You know how every time you read about something you know about in the newspaper, they get it all wrong? It makes you so mad — and it makes you wonder how accurate they are about all the things you read about that you *don’t* know anything about.
Well, here’s an exception that proves that rule (proves = “tests,” not “shows it to be true”). Peter Slevin wrote a wonderful article about Hyde Park that not only contains no factual errors so far as I could find, it also truly captures the flavour of the neighbourhood I call home.
“Hyde Park should be held up as an example of what an integrated community could be,” says University of Chicago law professor M. Todd Henderson, who grew up in a white Pittsburgh suburb. “It wasn’t some sort of social experiment.”
Henderson says his adopted community is a place where ideas matter more than pedigree and one cannot infer social status by skin color. He says the visible hardships in nearby neighborhoods and the persistent threat of crime undermine any notion that Hyde Park is, in his words, “a fantasy land.”
“To criticize Hyde Park as being aloof, out of touch and elitist is just poppycock,” he says. “I’m a dyed-in-the-wool Republican, and there is nothing America should be ashamed about Hyde Park. On the contrary, America should be proud of Hyde Park.”
Here’s the rest at the link:
These are almost two weeks old now, but at last I am taking some time to post them. The hard-working and well-connected Laura Hussein got us into another wonderful small event where we were able to listen to and meet my biggest heroine in these days, Michelle Obama. She was all that.

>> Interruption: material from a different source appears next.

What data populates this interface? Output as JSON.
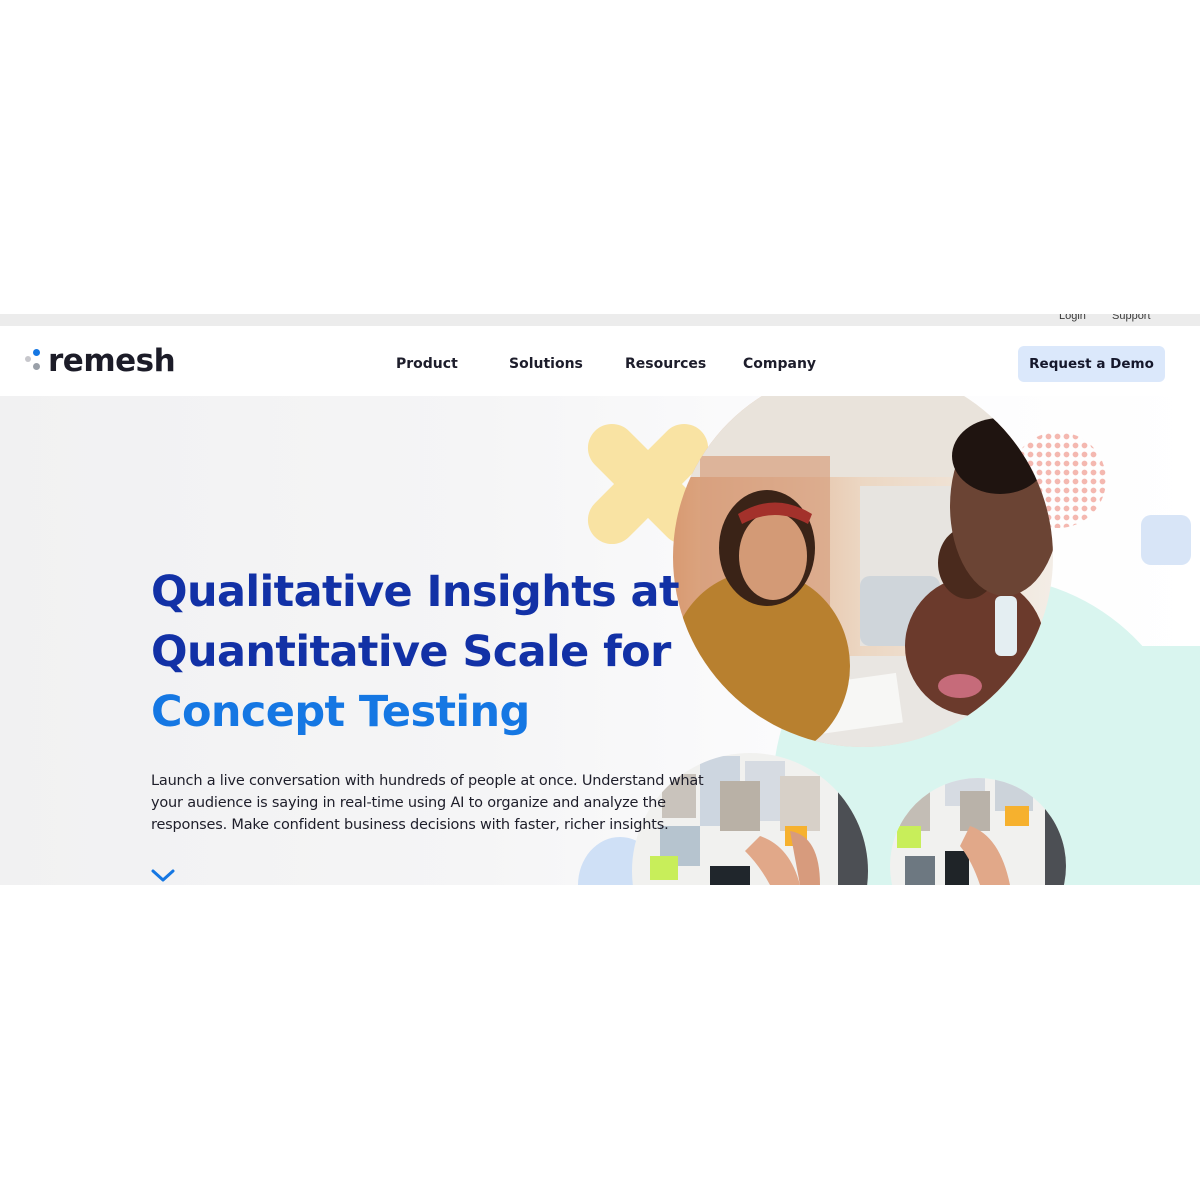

What do I like about her? I think I identify with her both as my neighbour, and as a woman of my generation who has faced, and continues to face the same kind of balancing act of children, partner, career and family that I and all my friends struggle with. She is so natural. I’m sure there is a private side to her that we don’t see, but she came in front of, her Chicago peeps, with no makeup on but a little lipstick and her hair knotted up in a ponytail. I love that. I’m sure time spent *not* primping is more time spent with her girls. And of course she was stunning anyway.

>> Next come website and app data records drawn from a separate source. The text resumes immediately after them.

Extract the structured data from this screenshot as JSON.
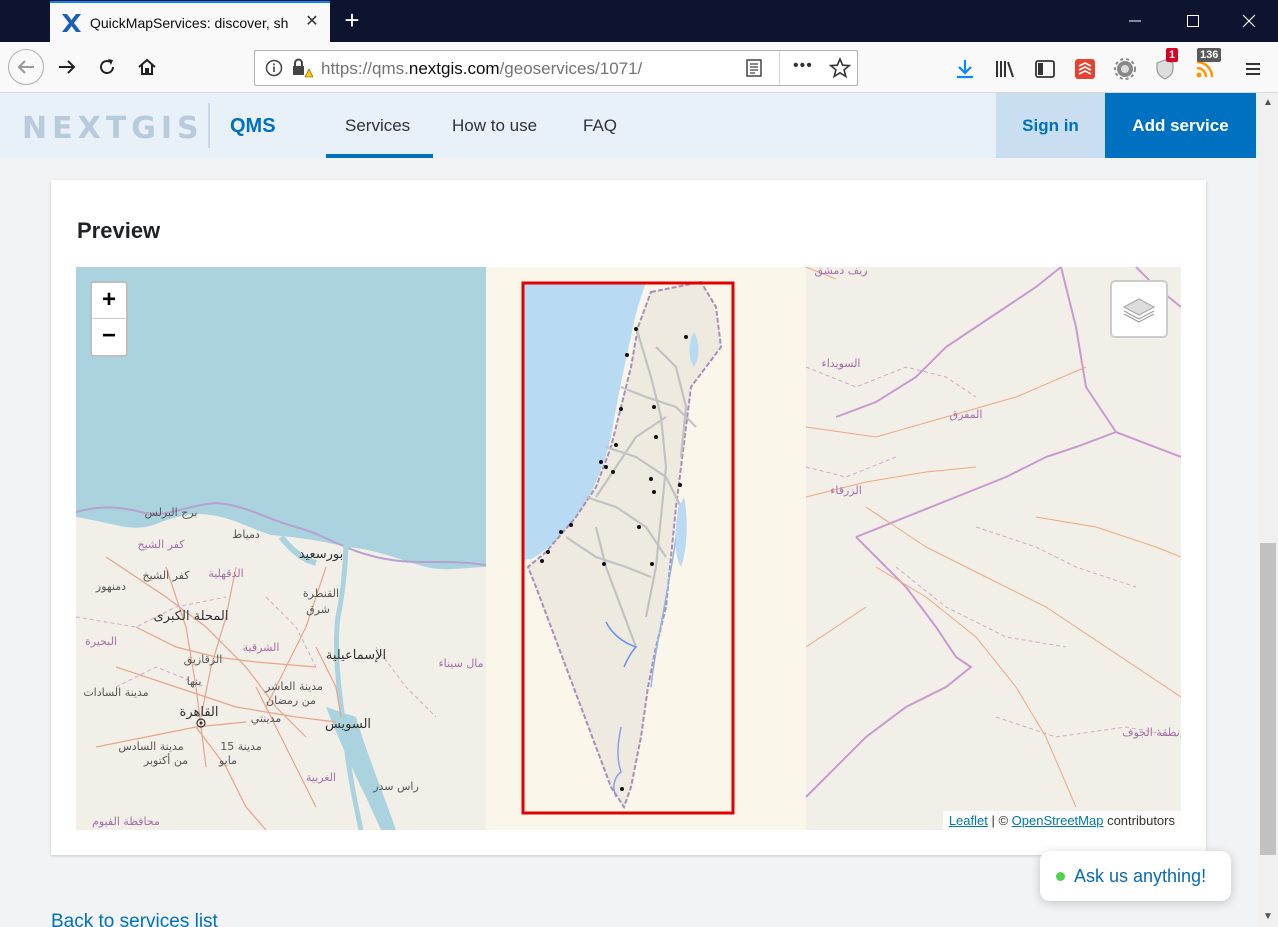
{
  "browser": {
    "tab_title": "QuickMapServices: discover, sh",
    "url_prefix": "https://qms.",
    "url_domain": "nextgis.com",
    "url_path": "/geoservices/1071/",
    "new_tab_symbol": "+",
    "reader_icon": "reader-view-icon",
    "menu_dots": "•••",
    "badge_shield": "1",
    "badge_ext": "136"
  },
  "header": {
    "logo": "NEXTGIS",
    "product": "QMS",
    "menu": [
      "Services",
      "How to use",
      "FAQ"
    ],
    "sign_in": "Sign in",
    "add_service": "Add service"
  },
  "card": {
    "title": "Preview"
  },
  "map": {
    "zoom_in": "+",
    "zoom_out": "−",
    "attribution_leaflet": "Leaflet",
    "attribution_sep": " | © ",
    "attribution_osm": "OpenStreetMap",
    "attribution_suffix": " contributors",
    "labels": {
      "burg_burullus": "برج البرلس",
      "kafr_sheikh_gov": "كفر الشيخ",
      "damietta": "دمياط",
      "port_said": "بورسعيد",
      "dakahlia": "الدقهلية",
      "kafr_sheikh": "كفر الشيخ",
      "damanhur": "دمنهور",
      "mahalla": "المحلة الكبرى",
      "qantara": "القنطرة",
      "sharq": "شرق",
      "buhayra": "البحيرة",
      "sharqia": "الشرقية",
      "ismailia": "الإسماعيلية",
      "zagazig": "الزقازيق",
      "banha": "بنها",
      "sadat": "مدينة السادات",
      "tenth_ramadan": "مدينة العاشر",
      "min_ramadan": "من رمضان",
      "cairo": "القاهرة",
      "badr": "مدينتي",
      "suez": "السويس",
      "sixth_october": "مدينة السادس",
      "min_october": "من أكتوبر",
      "fifteen_may": "مدينة 15",
      "mayo": "مايو",
      "gharbia": "الغربية",
      "ras_sudr": "راس سدر",
      "fayoum": "محافظة الفيوم",
      "north_sinai": "مال سيناء",
      "rif_dimashq": "ريف دمشق",
      "sweida": "السويداء",
      "mafraq": "المفرق",
      "zarqa": "الزرقاء",
      "jawf": "نطقة الجوف"
    }
  },
  "chat": {
    "label": "Ask us anything!"
  },
  "footer": {
    "back_link": "Back to services list"
  },
  "colors": {
    "brand_blue": "#0071bc",
    "sea": "#aad3df",
    "coverage_box": "#e00000"
  }
}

The speech she gave was the one you’ve all heard, about her background and Barack’s, and how they “get it,” but there was a new note of graciousness and generosity added in, a tone that said “first lady.” Barack’s opponents were never mentioned by name, and only alluded to in the vaguest way. There was also lots of talk about how this is not about Barack, about how this is a whole movement of people who are longing for change in so many different areas.
When she was done, she came along the rope line and spoke to every single person who wanted a word with her, including us. “We’re Lab School mothers,” my friends said, and her face lit up.

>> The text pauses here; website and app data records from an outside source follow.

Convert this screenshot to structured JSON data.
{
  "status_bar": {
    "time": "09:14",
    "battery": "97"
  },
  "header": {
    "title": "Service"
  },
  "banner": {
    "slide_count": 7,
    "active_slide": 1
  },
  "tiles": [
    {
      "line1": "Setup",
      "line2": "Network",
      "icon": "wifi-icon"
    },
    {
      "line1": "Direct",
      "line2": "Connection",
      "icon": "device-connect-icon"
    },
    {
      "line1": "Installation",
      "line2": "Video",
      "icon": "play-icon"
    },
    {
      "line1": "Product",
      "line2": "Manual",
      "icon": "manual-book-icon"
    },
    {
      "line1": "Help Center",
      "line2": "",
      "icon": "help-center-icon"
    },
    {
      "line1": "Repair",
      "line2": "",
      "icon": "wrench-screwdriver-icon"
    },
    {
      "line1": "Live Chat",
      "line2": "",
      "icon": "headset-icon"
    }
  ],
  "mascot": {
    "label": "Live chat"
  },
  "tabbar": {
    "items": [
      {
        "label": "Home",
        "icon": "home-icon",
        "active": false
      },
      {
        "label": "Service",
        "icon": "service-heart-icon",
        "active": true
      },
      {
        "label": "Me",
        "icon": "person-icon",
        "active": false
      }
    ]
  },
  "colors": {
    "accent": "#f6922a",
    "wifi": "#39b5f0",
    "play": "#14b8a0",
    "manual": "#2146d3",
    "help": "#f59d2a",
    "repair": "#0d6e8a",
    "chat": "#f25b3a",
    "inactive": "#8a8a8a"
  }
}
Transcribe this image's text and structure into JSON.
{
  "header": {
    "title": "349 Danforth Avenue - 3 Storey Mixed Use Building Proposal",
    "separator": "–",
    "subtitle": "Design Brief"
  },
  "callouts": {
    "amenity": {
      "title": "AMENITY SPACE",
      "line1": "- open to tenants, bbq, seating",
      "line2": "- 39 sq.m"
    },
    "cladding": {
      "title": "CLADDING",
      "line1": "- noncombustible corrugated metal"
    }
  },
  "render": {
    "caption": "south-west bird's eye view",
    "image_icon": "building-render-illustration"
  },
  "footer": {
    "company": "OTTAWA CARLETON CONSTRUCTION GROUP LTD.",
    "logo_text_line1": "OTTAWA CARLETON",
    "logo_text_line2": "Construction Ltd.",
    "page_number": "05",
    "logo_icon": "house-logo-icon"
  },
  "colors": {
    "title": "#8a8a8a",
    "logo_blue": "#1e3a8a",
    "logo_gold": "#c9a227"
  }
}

I worry about her. The sacrifice she and her daughters are making is incredible, and she is making it willingly, but I worry that she will become (or continue to be) a target, the same way that Hillary was by people who prefer to distort a caricature than to get to know the real woman. I hope she knows that the women in Hyde Park know the real Michelle, the one who is always the gym display at her kids’ school and the ballet recital, and that we’ll always have her back.
My books, let me show you them (click for a bigger view). This weekend was the annual used book sale in my neighbourhood, and I scored big. Every single one of these books for…$36.
I do feel a bit guilty whenever I buy used books because I know the author isn’t benefitting from my purchase. But I look at it this way: I buy all kinds of books at this sale cheap, on a whim, and this introduces me to new authors I would never explore otherwise. An author I read in a used book one year may become an author I buy new in hardcover the next.
Besides, the vast majority of what I buy looks like it has been read once, if at all. By providing a secondary market for people who don’t like to keep the books they buy once they have read them (I do not understand these people, but anyway), I help free up all kinds of shelf space for them to buy new books. My hunch is that the more people reading books from any source — a shiny bookstore, a used book sale, or the library — the more authors will benefit in the end.
It was an exciting day at writing group. One of our members, the lovely and talented Daisy Delogu brought her new book, Theorizing the Medieval Sovereign: The Rise of French Vernacular Biography (University of Toronto Press, 2008) for us to admire hot off the press.
I’ve been part of this writing group for the past four years or so. We read each other’s academic writing and get together as often as we can over to discuss our work and chat about life over a meal. The other members were also the first audience for my novel, and it was their enthusiasm alone after I gave them the first half that pushed me to finish the book. We have all read every word of Daisy’s book in different drafts, and it was tremendously exciting to see it finally in print.